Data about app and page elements

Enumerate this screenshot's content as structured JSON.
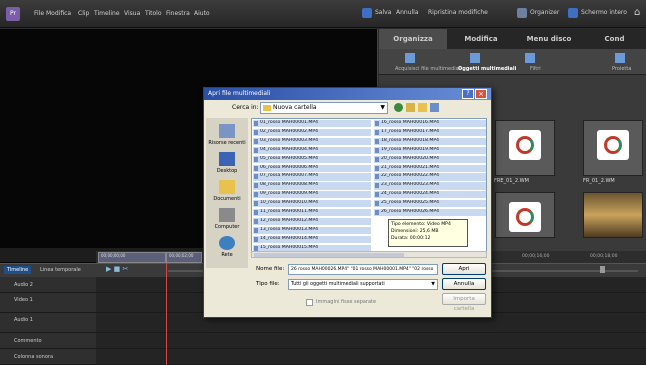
{
  "menubar": {
    "items": [
      "File",
      "Modifica",
      "Clip",
      "Timeline",
      "Visua",
      "Titolo",
      "Finestra",
      "Aiuto"
    ],
    "right_items": [
      "Salva",
      "Annulla",
      "Ripristina modifiche",
      "Organizer",
      "Schermo intero"
    ]
  },
  "right_panel": {
    "tabs": [
      "Organizza",
      "Modifica",
      "Menu disco",
      "Cond"
    ],
    "subtabs": [
      "Acquisisci file multimediali",
      "Oggetti multimediali",
      "Filtri",
      "Proietta"
    ],
    "thumbnails": [
      {
        "label": "FRE_01_2.WM"
      },
      {
        "label": "FR_01_2.WM"
      }
    ]
  },
  "timeline": {
    "toolbar": [
      "Timeline",
      "Linea temporale"
    ],
    "ruler": [
      "00;00;00;00",
      "00;00;02;00",
      "00;00;14;00",
      "00;00;16;00",
      "00;00;18;00"
    ],
    "tracks": [
      "Audio 2",
      "Video 1",
      "Audio 1",
      "Commento",
      "Colonna sonora"
    ]
  },
  "dialog": {
    "title": "Apri file multimediali",
    "lookin_label": "Cerca in:",
    "lookin_value": "Nuova cartella",
    "places": [
      "Risorse recenti",
      "Desktop",
      "Documenti",
      "Computer",
      "Rete"
    ],
    "files_col1": [
      "01_rosso MAH00001.MP4",
      "02_rosso MAH00002.MP4",
      "03_rosso MAH00003.MP4",
      "04_rosso MAH00004.MP4",
      "05_rosso MAH00005.MP4",
      "06_rosso MAH00006.MP4",
      "07_rossa MAH00007.MP4",
      "08_rosso MAH00008.MP4",
      "09_rosso MAH00009.MP4",
      "10_rosso MAH00010.MP4",
      "11_rosso MAH00011.MP4",
      "12_rosso MAH00012.MP4",
      "13_rosso MAH00013.MP4",
      "14_rosso MAH00014.MP4",
      "15_rosso MAH00015.MP4"
    ],
    "files_col2": [
      "16_rosso MAH00016.MP4",
      "17_rosso MAH00017.MP4",
      "18_rosso MAH00018.MP4",
      "19_rosso MAH00019.MP4",
      "20_rosso MAH00020.MP4",
      "21_rosso MAH00021.MP4",
      "22_rosso MAH00022.MP4",
      "23_rosso MAH00023.MP4",
      "24_rosso MAH00024.MP4",
      "25_rosso MAH00025.MP4",
      "26_rosso MAH00026.MP4"
    ],
    "tooltip": [
      "Tipo elemento: Video MP4",
      "Dimensioni: 25,6 MB",
      "Durata: 00:00:12"
    ],
    "filename_label": "Nome file:",
    "filename_value": "26 rosso MAH00026.MP4\" \"01 rosso MAH00001.MP4\" \"02 rosso",
    "filetype_label": "Tipo file:",
    "filetype_value": "Tutti gli oggetti multimediali supportati",
    "open_button": "Apri",
    "cancel_button": "Annulla",
    "import_button": "Importa cartella",
    "checkbox_label": "Immagini fisse separate"
  }
}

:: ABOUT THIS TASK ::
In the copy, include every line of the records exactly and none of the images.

:: RESULT OF THE EXERCISE ::
Enumerate this screenshot's content as structured JSON.
{
  "menubar": {
    "items": [
      "File",
      "Modifica",
      "Clip",
      "Timeline",
      "Visua",
      "Titolo",
      "Finestra",
      "Aiuto"
    ],
    "right_items": [
      "Salva",
      "Annulla",
      "Ripristina modifiche",
      "Organizer",
      "Schermo intero"
    ]
  },
  "right_panel": {
    "tabs": [
      "Organizza",
      "Modifica",
      "Menu disco",
      "Cond"
    ],
    "subtabs": [
      "Acquisisci file multimediali",
      "Oggetti multimediali",
      "Filtri",
      "Proietta"
    ],
    "thumbnails": [
      {
        "label": "FRE_01_2.WM"
      },
      {
        "label": "FR_01_2.WM"
      }
    ]
  },
  "timeline": {
    "toolbar": [
      "Timeline",
      "Linea temporale"
    ],
    "ruler": [
      "00;00;00;00",
      "00;00;02;00",
      "00;00;14;00",
      "00;00;16;00",
      "00;00;18;00"
    ],
    "tracks": [
      "Audio 2",
      "Video 1",
      "Audio 1",
      "Commento",
      "Colonna sonora"
    ]
  },
  "dialog": {
    "title": "Apri file multimediali",
    "lookin_label": "Cerca in:",
    "lookin_value": "Nuova cartella",
    "places": [
      "Risorse recenti",
      "Desktop",
      "Documenti",
      "Computer",
      "Rete"
    ],
    "files_col1": [
      "01_rosso MAH00001.MP4",
      "02_rosso MAH00002.MP4",
      "03_rosso MAH00003.MP4",
      "04_rosso MAH00004.MP4",
      "05_rosso MAH00005.MP4",
      "06_rosso MAH00006.MP4",
      "07_rossa MAH00007.MP4",
      "08_rosso MAH00008.MP4",
      "09_rosso MAH00009.MP4",
      "10_rosso MAH00010.MP4",
      "11_rosso MAH00011.MP4",
      "12_rosso MAH00012.MP4",
      "13_rosso MAH00013.MP4",
      "14_rosso MAH00014.MP4",
      "15_rosso MAH00015.MP4"
    ],
    "files_col2": [
      "16_rosso MAH00016.MP4",
      "17_rosso MAH00017.MP4",
      "18_rosso MAH00018.MP4",
      "19_rosso MAH00019.MP4",
      "20_rosso MAH00020.MP4",
      "21_rosso MAH00021.MP4",
      "22_rosso MAH00022.MP4",
      "23_rosso MAH00023.MP4",
      "24_rosso MAH00024.MP4",
      "25_rosso MAH00025.MP4",
      "26_rosso MAH00026.MP4"
    ],
    "tooltip": [
      "Tipo elemento: Video MP4",
      "Dimensioni: 25,6 MB",
      "Durata: 00:00:12"
    ],
    "filename_label": "Nome file:",
    "filename_value": "26 rosso MAH00026.MP4\" \"01 rosso MAH00001.MP4\" \"02 rosso",
    "filetype_label": "Tipo file:",
    "filetype_value": "Tutti gli oggetti multimediali supportati",
    "open_button": "Apri",
    "cancel_button": "Annulla",
    "import_button": "Importa cartella",
    "checkbox_label": "Immagini fisse separate"
  }
}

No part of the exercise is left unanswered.